Ever heard of the expression “monkey brain” or “monkey mind?” It’s a mental state that is unsettled, restless and confused. According to Buddhist principles, the human mind is described as having many branches with monkeys jumping around chattering and screaming for attention. One of the loudest monkeys is the “anxiety monkey.” (My anxiety monkey used to take over whenever I stepped on an airplane!) The anxiety monkey is hypervigilant and always looking for some perceived threat to our well-being that’s located in the future. He can affect us physiologically, cognitively, and emotionally, and is believed to result from an overload of negative thoughts, fears, and doubts. Anxiety monkey can be a high school student’s worst enemy when taking a test. He’ll tell your teens that if they don’t do well on this test, they might fail the class, maybe have to repeat it, their parents will be furious, their teacher will be disappointed, they’ll never get into college, and on and on. This spiral of negative thoughts can lead to mental confusion and short term memory loss.
I’ve worked with many students over the years who struggle with test anxiety. They describe their symptoms to me as increased heart rate, panic, trembling hands, sweating, upset stomach, and a sense of doom. Mostly they describe it as a sense of overwhelming confusion and “blanking” on concepts they knew going into the test. We need to help our teens understand that these are just temporary thoughts and not realities. Here are some potential signs of test anxiety that you might notice in your teen:
- Scoring high on homework but low on quizzes and tests.
- Feeling ill and not wanting to go to school more often on test days than any other day.
- Believing they can’t even begin their homework assignment without extra help.
- Suddenly becoming very exhausted or yawning excessively when starting their homework or taking a quiz/test.
- When asked which concepts they’re having trouble with they might say “I don’t get ANY of it.”
- Often describing a test as “nothing like” any of the homework assignments.
- Claiming they just “forgot everything” they learned when they took the test.
- Obsessive or counterproductive behaviors when doing homework or taking a test, such as checking the clock every few minutes and writing down how much time they have left, or being overly concerned with the neatness of their writing.
- The false belief that they aren’t capable of remembering what they learned.
As parents we can help our teenagers cope with anxiety. The first thing is to help them understand and recognize the symptoms, and how to get past them. Here’s a simple video that will help explain this to your teen:
The next step is making them realize their lives (and their relationship with you) will not be affected by their performance on one particular test. This can be achieved by taking a lighter approach. Our children can sense our anxiety, so we don’t want to inadvertently add fuel to the fire by being overly anxious for them. Lastly, don’t rely only on your teen to keep you up to speed on their progress in class. Check their grades online regularly so you can address the problem before it becomes a bigger one.
If your teen continues to struggle with anxiety, try reaching out for help.
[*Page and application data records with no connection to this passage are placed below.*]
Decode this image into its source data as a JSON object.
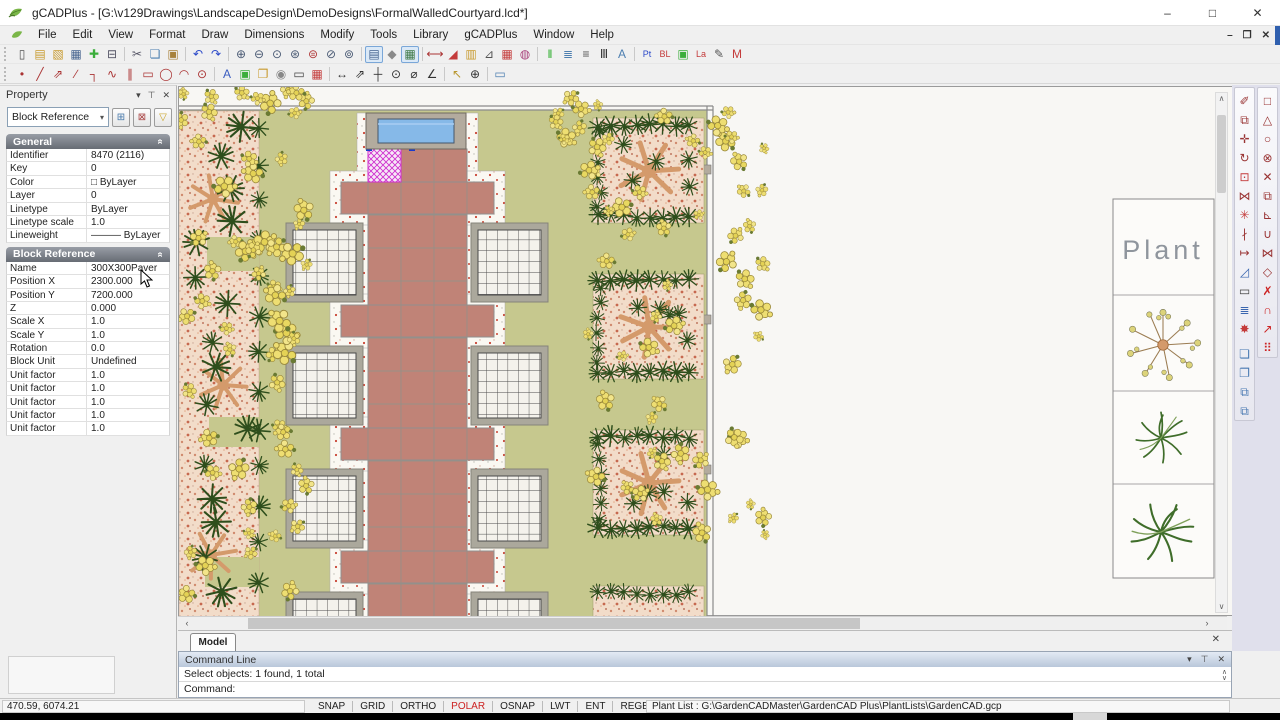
{
  "window": {
    "title": "gCADPlus - [G:\\v129Drawings\\LandscapeDesign\\DemoDesigns\\FormalWalledCourtyard.lcd*]",
    "minimize": "–",
    "maximize": "□",
    "close": "✕",
    "mdi_minimize": "–",
    "mdi_restore": "❐",
    "mdi_close": "✕"
  },
  "menu": {
    "items": [
      "File",
      "Edit",
      "View",
      "Format",
      "Draw",
      "Dimensions",
      "Modify",
      "Tools",
      "Library",
      "gCADPlus",
      "Window",
      "Help"
    ]
  },
  "toolbars": {
    "standard": [
      {
        "n": "new",
        "g": "▯",
        "c": "#555"
      },
      {
        "n": "open",
        "g": "▤",
        "c": "#c89a2e"
      },
      {
        "n": "open-sample",
        "g": "▧",
        "c": "#c89a2e"
      },
      {
        "n": "save",
        "g": "▦",
        "c": "#44628e"
      },
      {
        "n": "add-plant",
        "g": "✚",
        "c": "#3cae3c"
      },
      {
        "n": "print",
        "g": "⊟",
        "c": "#556"
      },
      {
        "sep": true
      },
      {
        "n": "cut",
        "g": "✂",
        "c": "#556"
      },
      {
        "n": "copy",
        "g": "❏",
        "c": "#4d7fb0"
      },
      {
        "n": "paste",
        "g": "▣",
        "c": "#a8823c"
      },
      {
        "sep": true
      },
      {
        "n": "undo",
        "g": "↶",
        "c": "#2b49c9"
      },
      {
        "n": "redo",
        "g": "↷",
        "c": "#2b49c9"
      },
      {
        "sep": true
      },
      {
        "n": "zoom-in",
        "g": "⊕",
        "c": "#4a5a74"
      },
      {
        "n": "zoom-out",
        "g": "⊖",
        "c": "#4a5a74"
      },
      {
        "n": "zoom-realtime",
        "g": "⊙",
        "c": "#4a5a74"
      },
      {
        "n": "zoom-dynamic",
        "g": "⊛",
        "c": "#4a5a74"
      },
      {
        "n": "zoom-extents",
        "g": "⊜",
        "c": "#b03838"
      },
      {
        "n": "zoom-window",
        "g": "⊘",
        "c": "#4a5a74"
      },
      {
        "n": "zoom-previous",
        "g": "⊚",
        "c": "#4a5a74"
      },
      {
        "sep": true
      },
      {
        "n": "properties-palette",
        "g": "▤",
        "c": "#44628e",
        "t": 1
      },
      {
        "n": "shade",
        "g": "◆",
        "c": "#8a8a8a"
      },
      {
        "n": "plant-palette",
        "g": "▦",
        "c": "#3f7a46",
        "t": 1
      },
      {
        "sep": true
      },
      {
        "n": "measure-distance",
        "g": "⟷",
        "c": "#aa3333"
      },
      {
        "n": "measure-area",
        "g": "◢",
        "c": "#c43b3b"
      },
      {
        "n": "plant-library",
        "g": "▥",
        "c": "#c89a2e"
      },
      {
        "n": "measure-angle",
        "g": "⊿",
        "c": "#555"
      },
      {
        "n": "plant-schedule",
        "g": "▦",
        "c": "#c43b3b"
      },
      {
        "n": "donut",
        "g": "◍",
        "c": "#a8407a"
      },
      {
        "sep": true
      },
      {
        "n": "color-control",
        "g": "‖",
        "c": "#22aa22"
      },
      {
        "n": "layer-control",
        "g": "≣",
        "c": "#4d7fb0"
      },
      {
        "n": "linetype-control",
        "g": "≡",
        "c": "#555"
      },
      {
        "n": "lineweight-control",
        "g": "Ⅲ",
        "c": "#333"
      },
      {
        "n": "text-style",
        "g": "A",
        "c": "#4d7fb0"
      },
      {
        "sep": true
      },
      {
        "n": "point-style",
        "g": "Pt",
        "c": "#2b49c9"
      },
      {
        "n": "block-manager",
        "g": "BL",
        "c": "#c43b3b"
      },
      {
        "n": "image-insert",
        "g": "▣",
        "c": "#3cae3c"
      },
      {
        "n": "layer-manager",
        "g": "La",
        "c": "#c43b3b"
      },
      {
        "n": "sketch",
        "g": "✎",
        "c": "#555"
      },
      {
        "n": "mtext",
        "g": "M",
        "c": "#c43b3b"
      }
    ],
    "draw": [
      {
        "n": "point",
        "g": "•",
        "c": "#aa3333"
      },
      {
        "n": "line",
        "g": "╱",
        "c": "#aa3333"
      },
      {
        "n": "ray",
        "g": "⇗",
        "c": "#aa3333"
      },
      {
        "n": "construction-line",
        "g": "∕",
        "c": "#aa3333"
      },
      {
        "n": "polyline",
        "g": "┐",
        "c": "#aa3333"
      },
      {
        "n": "spline",
        "g": "∿",
        "c": "#aa3333"
      },
      {
        "n": "offset",
        "g": "∥",
        "c": "#aa3333"
      },
      {
        "n": "rectangle",
        "g": "▭",
        "c": "#aa3333"
      },
      {
        "n": "circle",
        "g": "◯",
        "c": "#aa3333"
      },
      {
        "n": "arc",
        "g": "◠",
        "c": "#aa3333"
      },
      {
        "n": "ellipse",
        "g": "⊙",
        "c": "#aa3333"
      },
      {
        "sep": true
      },
      {
        "n": "text",
        "g": "A",
        "c": "#3a5cc0"
      },
      {
        "n": "insert-image",
        "g": "▣",
        "c": "#3cae3c"
      },
      {
        "n": "insert-block",
        "g": "❐",
        "c": "#c89a2e"
      },
      {
        "n": "render-sphere",
        "g": "◉",
        "c": "#888"
      },
      {
        "n": "boundary",
        "g": "▭",
        "c": "#444"
      },
      {
        "n": "hatch",
        "g": "▦",
        "c": "#c43b3b"
      },
      {
        "sep": true
      },
      {
        "n": "dim-linear",
        "g": "↔",
        "c": "#333"
      },
      {
        "n": "dim-aligned",
        "g": "⇗",
        "c": "#333"
      },
      {
        "n": "dim-ordinate",
        "g": "┼",
        "c": "#333"
      },
      {
        "n": "dim-radius",
        "g": "⊙",
        "c": "#333"
      },
      {
        "n": "dim-diameter",
        "g": "⌀",
        "c": "#333"
      },
      {
        "n": "dim-angular",
        "g": "∠",
        "c": "#333"
      },
      {
        "sep": true
      },
      {
        "n": "leader",
        "g": "↖",
        "c": "#b8962e"
      },
      {
        "n": "center-mark",
        "g": "⊕",
        "c": "#333"
      },
      {
        "sep": true
      },
      {
        "n": "command-line-toggle",
        "g": "▭",
        "c": "#4d7fb0"
      }
    ],
    "modify": [
      {
        "n": "format-painter",
        "g": "✐",
        "c": "#993333"
      },
      {
        "n": "copy-object",
        "g": "⧉",
        "c": "#993333"
      },
      {
        "n": "move",
        "g": "✛",
        "c": "#993333"
      },
      {
        "n": "rotate",
        "g": "↻",
        "c": "#993333"
      },
      {
        "n": "scale",
        "g": "⊡",
        "c": "#c43b3b"
      },
      {
        "n": "mirror",
        "g": "⋈",
        "c": "#993333"
      },
      {
        "n": "array",
        "g": "✳",
        "c": "#c43b3b"
      },
      {
        "n": "trim",
        "g": "∤",
        "c": "#993333"
      },
      {
        "n": "extend",
        "g": "↦",
        "c": "#993333"
      },
      {
        "n": "fillet",
        "g": "◿",
        "c": "#3a66b0"
      },
      {
        "n": "wipeout",
        "g": "▭",
        "c": "#444"
      },
      {
        "n": "layer-iso",
        "g": "≣",
        "c": "#3a66b0"
      },
      {
        "n": "explode",
        "g": "✸",
        "c": "#c43b3b"
      },
      {
        "gap": true
      },
      {
        "n": "bring-to-front",
        "g": "❏",
        "c": "#4a7ab2"
      },
      {
        "n": "send-to-back",
        "g": "❐",
        "c": "#4a7ab2"
      },
      {
        "n": "bring-above",
        "g": "⧉",
        "c": "#4a7ab2"
      },
      {
        "n": "send-under",
        "g": "⧉",
        "c": "#4a7ab2"
      }
    ],
    "osnap": [
      {
        "n": "snap-endpoint",
        "g": "□",
        "c": "#993333"
      },
      {
        "n": "snap-midpoint",
        "g": "△",
        "c": "#993333"
      },
      {
        "n": "snap-center",
        "g": "○",
        "c": "#993333"
      },
      {
        "n": "snap-node",
        "g": "⊗",
        "c": "#993333"
      },
      {
        "n": "snap-intersection",
        "g": "✕",
        "c": "#993333"
      },
      {
        "n": "snap-insertion",
        "g": "⧉",
        "c": "#993333"
      },
      {
        "n": "snap-perpendicular",
        "g": "⊾",
        "c": "#993333"
      },
      {
        "n": "snap-tangent",
        "g": "∪",
        "c": "#993333"
      },
      {
        "n": "snap-extension",
        "g": "⋈",
        "c": "#993333"
      },
      {
        "n": "snap-quadrant",
        "g": "◇",
        "c": "#993333"
      },
      {
        "n": "snap-none",
        "g": "✗",
        "c": "#cc2222"
      },
      {
        "n": "snap-settings",
        "g": "∩",
        "c": "#cc2222"
      },
      {
        "n": "snap-temporary",
        "g": "↗",
        "c": "#cc2222"
      },
      {
        "n": "snap-grid",
        "g": "⠿",
        "c": "#cc2222"
      }
    ]
  },
  "property_panel": {
    "title": "Property",
    "selector_value": "Block Reference",
    "header_icons": [
      "▾",
      "⊤",
      "✕"
    ],
    "tool_buttons": [
      {
        "n": "select-objects",
        "g": "⊞",
        "c": "#4477aa"
      },
      {
        "n": "deselect-objects",
        "g": "⊠",
        "c": "#aa4444"
      },
      {
        "n": "quick-filter",
        "g": "▽",
        "c": "#c8a020"
      }
    ],
    "sections": [
      {
        "title": "General",
        "rows": [
          {
            "label": "Identifier",
            "value": "8470 (2116)"
          },
          {
            "label": "Key",
            "value": "0"
          },
          {
            "label": "Color",
            "value": "□ ByLayer"
          },
          {
            "label": "Layer",
            "value": "0"
          },
          {
            "label": "Linetype",
            "value": "ByLayer"
          },
          {
            "label": "Linetype scale",
            "value": "1.0"
          },
          {
            "label": "Lineweight",
            "value": "——— ByLayer"
          }
        ]
      },
      {
        "title": "Block Reference",
        "rows": [
          {
            "label": "Name",
            "value": "300X300Paver"
          },
          {
            "label": "Position X",
            "value": "2300.000"
          },
          {
            "label": "Position Y",
            "value": "7200.000"
          },
          {
            "label": "Z",
            "value": "0.000"
          },
          {
            "label": "Scale X",
            "value": "1.0"
          },
          {
            "label": "Scale Y",
            "value": "1.0"
          },
          {
            "label": "Rotation",
            "value": "0.0"
          },
          {
            "label": "Block Unit",
            "value": "Undefined"
          },
          {
            "label": "Unit factor",
            "value": "1.0"
          },
          {
            "label": "Unit factor",
            "value": "1.0"
          },
          {
            "label": "Unit factor",
            "value": "1.0"
          },
          {
            "label": "Unit factor",
            "value": "1.0"
          },
          {
            "label": "Unit factor",
            "value": "1.0"
          }
        ]
      }
    ]
  },
  "canvas": {
    "plant_palette_title": "Plant",
    "model_tab": "Model",
    "tab_close": "✕"
  },
  "command_line": {
    "title": "Command Line",
    "header_icons": [
      "▾",
      "⊤",
      "✕"
    ],
    "line1": "Select objects: 1 found,  1 total",
    "line2": "Command:"
  },
  "status_bar": {
    "coordinates": "470.59,  6074.21",
    "toggles": [
      {
        "label": "SNAP",
        "active": false
      },
      {
        "label": "GRID",
        "active": false
      },
      {
        "label": "ORTHO",
        "active": false
      },
      {
        "label": "POLAR",
        "active": true
      },
      {
        "label": "OSNAP",
        "active": false
      },
      {
        "label": "LWT",
        "active": false
      },
      {
        "label": "ENT",
        "active": false
      },
      {
        "label": "REGEN",
        "active": false
      }
    ],
    "plant_list": "Plant List : G:\\GardenCADMaster\\GardenCAD Plus\\PlantLists\\GardenCAD.gcp"
  },
  "colors": {
    "accent_select": "#1a3acc",
    "selection_hatch": "#cf2fcf",
    "polar_active": "#cc2222",
    "lawn": "#c6c88e",
    "paver": "#c08377",
    "water": "#86b9e8"
  }
}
Their teacher or a school counselor may have additional advice or may be able to recommend an educator/tutor who specializes in anxiety. Remember, it takes time to address these types of issues. Anxiety monkey will keep trying to take control, but you and your teen can work together to show him who’s boss! 🤓